This may have been created as another vehicle to help further propel the career of actress/singer/designer/fiancee to Ben Affleck J. Lo but unexpectedly someone else comes out of the film looking better--Fiennes. It's little hard even for Jenny on the Block to outshine an Oscar-nominated actor. He elevates the formulaic subject matter and portrays a pretty down-to-earth Prince Charming without us ever seeing a forced move. I'm curious as to why such a high-caliber actor would choose such a run-of-the-mill project like this but whatever the reason he makes it work--at least for his part. Lopez doesn't do anything out of the ordinary. In fact it looks like she may have simply cloned the same expressions she put on in her other successful romantic comedy The Wedding Planner. And unfortunately Lopez and Fiennes don't share the same kind of heat she shared in that film with Matthew McConaughey or even George Clooney in Out of Sight (still her best performance to date). Yet they manage to convey a fair amount of good feelings to make the movie palatable. Richardson has a blast playing the rich bitch Caroline while Matrone making her film debut just comes off as annoying and pushy even if she thinks she's doing the right thing. Thank goodness she is because if things had turned out badly it would be in Marisa's best interest to go out and shoot her. Stanley Tucci as Christopher's watchdog campaign manager and Bob Hoskins as a senior-level butler at the hotel both do the best they can with silly parts.

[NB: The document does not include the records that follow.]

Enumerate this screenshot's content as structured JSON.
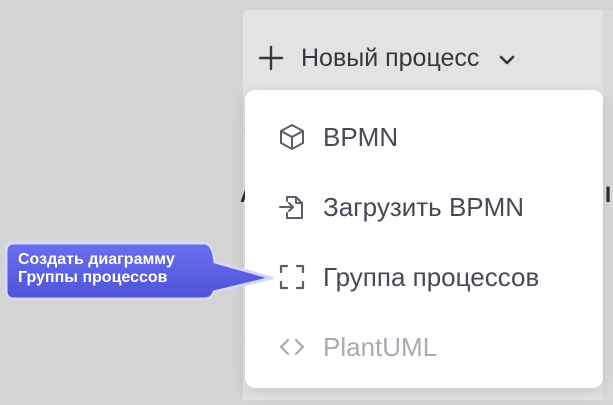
{
  "colors": {
    "overlay_bg": "#d4d4d4",
    "menu_bg": "#ffffff",
    "menu_text": "#464a54",
    "disabled_text": "#a8abb2",
    "callout_fill": "#5b5fe0",
    "callout_text": "#ffffff"
  },
  "header": {
    "new_process_label": "Новый процесс",
    "plus_icon": "plus-icon",
    "chevron_icon": "chevron-down-icon"
  },
  "menu": {
    "items": [
      {
        "label": "BPMN",
        "icon": "cube-icon",
        "enabled": true
      },
      {
        "label": "Загрузить BPMN",
        "icon": "file-import-icon",
        "enabled": true
      },
      {
        "label": "Группа процессов",
        "icon": "frame-corners-icon",
        "enabled": true
      },
      {
        "label": "PlantUML",
        "icon": "code-icon",
        "enabled": false
      }
    ]
  },
  "callout": {
    "line1": "Создать диаграмму",
    "line2": "Группы процессов"
  }
}
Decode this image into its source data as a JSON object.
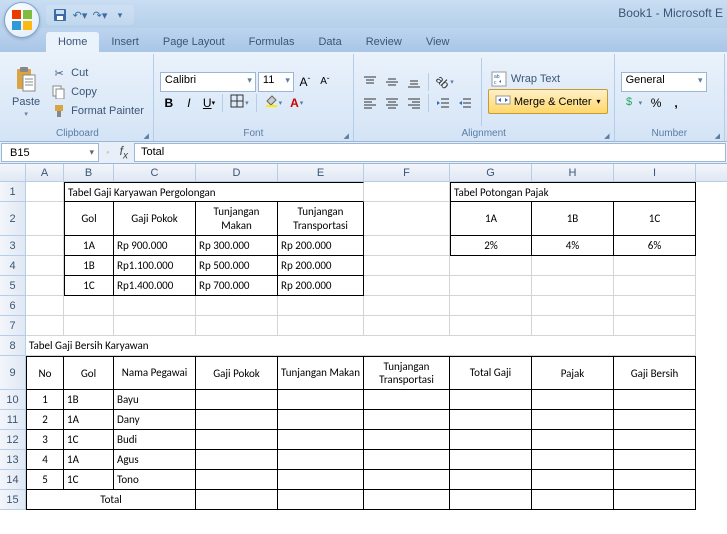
{
  "app": {
    "title": "Book1 - Microsoft E"
  },
  "tabs": [
    "Home",
    "Insert",
    "Page Layout",
    "Formulas",
    "Data",
    "Review",
    "View"
  ],
  "active_tab": "Home",
  "ribbon": {
    "clipboard": {
      "label": "Clipboard",
      "paste": "Paste",
      "cut": "Cut",
      "copy": "Copy",
      "fmtpainter": "Format Painter"
    },
    "font": {
      "label": "Font",
      "name": "Calibri",
      "size": "11"
    },
    "alignment": {
      "label": "Alignment",
      "wrap": "Wrap Text",
      "merge": "Merge & Center"
    },
    "number": {
      "label": "Number",
      "format": "General"
    }
  },
  "namebox": "B15",
  "formula": "Total",
  "columns": [
    "A",
    "B",
    "C",
    "D",
    "E",
    "F",
    "G",
    "H",
    "I"
  ],
  "sheet": {
    "title1": "Tabel Gaji Karyawan Pergolongan",
    "title2": "Tabel Potongan Pajak",
    "hdr1": {
      "gol": "Gol",
      "pokok": "Gaji Pokok",
      "makan": "Tunjangan Makan",
      "trans": "Tunjangan Transportasi"
    },
    "rows1": [
      {
        "gol": "1A",
        "pokok": "Rp   900.000",
        "makan": "Rp  300.000",
        "trans": "Rp   200.000"
      },
      {
        "gol": "1B",
        "pokok": "Rp1.100.000",
        "makan": "Rp  500.000",
        "trans": "Rp   200.000"
      },
      {
        "gol": "1C",
        "pokok": "Rp1.400.000",
        "makan": "Rp  700.000",
        "trans": "Rp   200.000"
      }
    ],
    "tax_hdr": [
      "1A",
      "1B",
      "1C"
    ],
    "tax_vals": [
      "2%",
      "4%",
      "6%"
    ],
    "title3": "Tabel Gaji Bersih Karyawan",
    "hdr2": {
      "no": "No",
      "gol": "Gol",
      "nama": "Nama Pegawai",
      "pokok": "Gaji Pokok",
      "makan": "Tunjangan Makan",
      "trans": "Tunjangan Transportasi",
      "total": "Total Gaji",
      "pajak": "Pajak",
      "bersih": "Gaji Bersih"
    },
    "rows2": [
      {
        "no": "1",
        "gol": "1B",
        "nama": "Bayu"
      },
      {
        "no": "2",
        "gol": "1A",
        "nama": "Dany"
      },
      {
        "no": "3",
        "gol": "1C",
        "nama": "Budi"
      },
      {
        "no": "4",
        "gol": "1A",
        "nama": "Agus"
      },
      {
        "no": "5",
        "gol": "1C",
        "nama": "Tono"
      }
    ],
    "total_label": "Total"
  }
}
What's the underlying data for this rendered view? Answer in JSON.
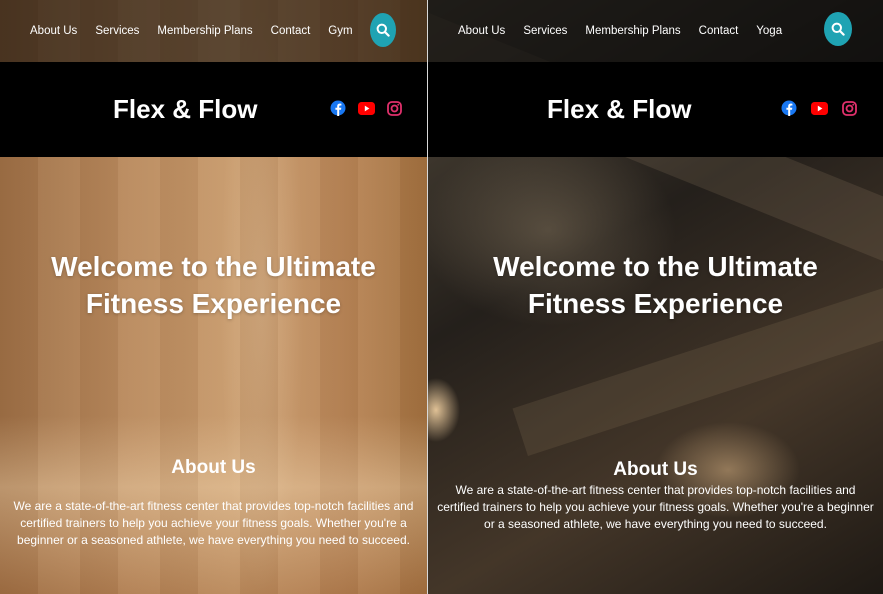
{
  "colors": {
    "accent": "#1fa3b3",
    "facebook": "#1877f2",
    "youtube": "#ff0000",
    "instagram": "#e1306c"
  },
  "left_page": {
    "nav": [
      "About Us",
      "Services",
      "Membership Plans",
      "Contact",
      "Gym"
    ],
    "brand": "Flex & Flow",
    "hero_title": "Welcome to the Ultimate Fitness Experience",
    "about_title": "About Us",
    "about_text": "We are a state-of-the-art fitness center that provides top-notch facilities and certified trainers to help you achieve your fitness goals. Whether you're a beginner or a seasoned athlete, we have everything you need to succeed.",
    "icons": [
      "search-icon",
      "facebook-icon",
      "youtube-icon",
      "instagram-icon"
    ]
  },
  "right_page": {
    "nav": [
      "About Us",
      "Services",
      "Membership Plans",
      "Contact",
      "Yoga"
    ],
    "brand": "Flex & Flow",
    "hero_title": "Welcome to the Ultimate Fitness Experience",
    "about_title": "About Us",
    "about_text": "We are a state-of-the-art fitness center that provides top-notch facilities and certified trainers to help you achieve your fitness goals. Whether you're a beginner or a seasoned athlete, we have everything you need to succeed.",
    "icons": [
      "search-icon",
      "facebook-icon",
      "youtube-icon",
      "instagram-icon"
    ]
  }
}
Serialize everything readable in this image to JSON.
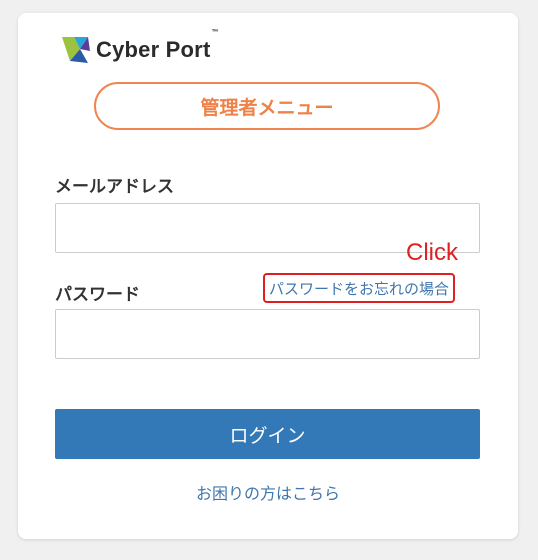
{
  "brand": {
    "name": "Cyber Port",
    "tm": "™"
  },
  "header": {
    "menu_title": "管理者メニュー"
  },
  "form": {
    "email_label": "メールアドレス",
    "email_value": "",
    "email_placeholder": "",
    "password_label": "パスワード",
    "password_value": "",
    "password_placeholder": "",
    "forgot_link": "パスワードをお忘れの場合",
    "login_button": "ログイン",
    "help_link": "お困りの方はこちら"
  },
  "annotation": {
    "click_text": "Click",
    "color": "#e02020"
  },
  "colors": {
    "accent_orange": "#f0864f",
    "button_blue": "#3479b7",
    "link_blue": "#3f76ad"
  }
}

Maid in Manhattan relies so heavily on the been-there-done-that Cinderella formula it becomes one of those romantic comedies you'll end up waiting to watch on cable one Saturday night rather than paying to see in a movie theater. It's really a shame because director Wayne Wang (The Joy Luck Club) had some interesting elements to play with and lots of acting talent to back it up. Perhaps Lopez could have played Marisa more wacky than so serious maybe try to show some comic ability. It would be a nice change of pace to think out of the box for once--what if the lovestruck pair didn't get together in the end? (I know the film would have fallen flat on its face.) But instead Maid wallows in predictability and implausibility. Christopher falls a little too hard and a little too fast for reality. Also it's hard to believe a maid would have access to all the hotel's amenities as Marisa does--borrowing a Harry Winston diamond necklace from the hotel jewelry store for the gala event? Unlikely to say the least. The only aspect of the film that stands out is the sneak peek you get into the inner workings of a top-notch hotel. It's definitely a world you don't get to see very often.